## What you will do
Reproduce the following material exactly, including every line.

## Input records
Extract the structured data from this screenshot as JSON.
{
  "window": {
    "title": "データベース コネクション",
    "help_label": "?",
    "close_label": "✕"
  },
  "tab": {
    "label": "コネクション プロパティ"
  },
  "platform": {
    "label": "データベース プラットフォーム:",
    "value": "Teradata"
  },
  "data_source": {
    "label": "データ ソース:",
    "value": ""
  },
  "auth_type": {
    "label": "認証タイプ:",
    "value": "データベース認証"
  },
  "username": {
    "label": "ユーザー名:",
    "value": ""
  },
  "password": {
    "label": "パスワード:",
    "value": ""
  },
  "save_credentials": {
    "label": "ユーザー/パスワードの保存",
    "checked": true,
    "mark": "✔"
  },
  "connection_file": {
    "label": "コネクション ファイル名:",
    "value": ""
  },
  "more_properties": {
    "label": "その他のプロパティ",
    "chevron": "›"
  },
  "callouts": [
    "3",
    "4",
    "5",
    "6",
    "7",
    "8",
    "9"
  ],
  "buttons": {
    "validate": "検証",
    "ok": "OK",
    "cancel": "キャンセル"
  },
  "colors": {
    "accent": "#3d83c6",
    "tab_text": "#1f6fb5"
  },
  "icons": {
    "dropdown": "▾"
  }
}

## Answer to the problem
Extract the structured data from this screenshot as JSON.
{
  "window": {
    "title": "データベース コネクション",
    "help_label": "?",
    "close_label": "✕"
  },
  "tab": {
    "label": "コネクション プロパティ"
  },
  "platform": {
    "label": "データベース プラットフォーム:",
    "value": "Teradata"
  },
  "data_source": {
    "label": "データ ソース:",
    "value": ""
  },
  "auth_type": {
    "label": "認証タイプ:",
    "value": "データベース認証"
  },
  "username": {
    "label": "ユーザー名:",
    "value": ""
  },
  "password": {
    "label": "パスワード:",
    "value": ""
  },
  "save_credentials": {
    "label": "ユーザー/パスワードの保存",
    "checked": true,
    "mark": "✔"
  },
  "connection_file": {
    "label": "コネクション ファイル名:",
    "value": ""
  },
  "more_properties": {
    "label": "その他のプロパティ",
    "chevron": "›"
  },
  "callouts": [
    "3",
    "4",
    "5",
    "6",
    "7",
    "8",
    "9"
  ],
  "buttons": {
    "validate": "検証",
    "ok": "OK",
    "cancel": "キャンセル"
  },
  "colors": {
    "accent": "#3d83c6",
    "tab_text": "#1f6fb5"
  },
  "icons": {
    "dropdown": "▾"
  }
}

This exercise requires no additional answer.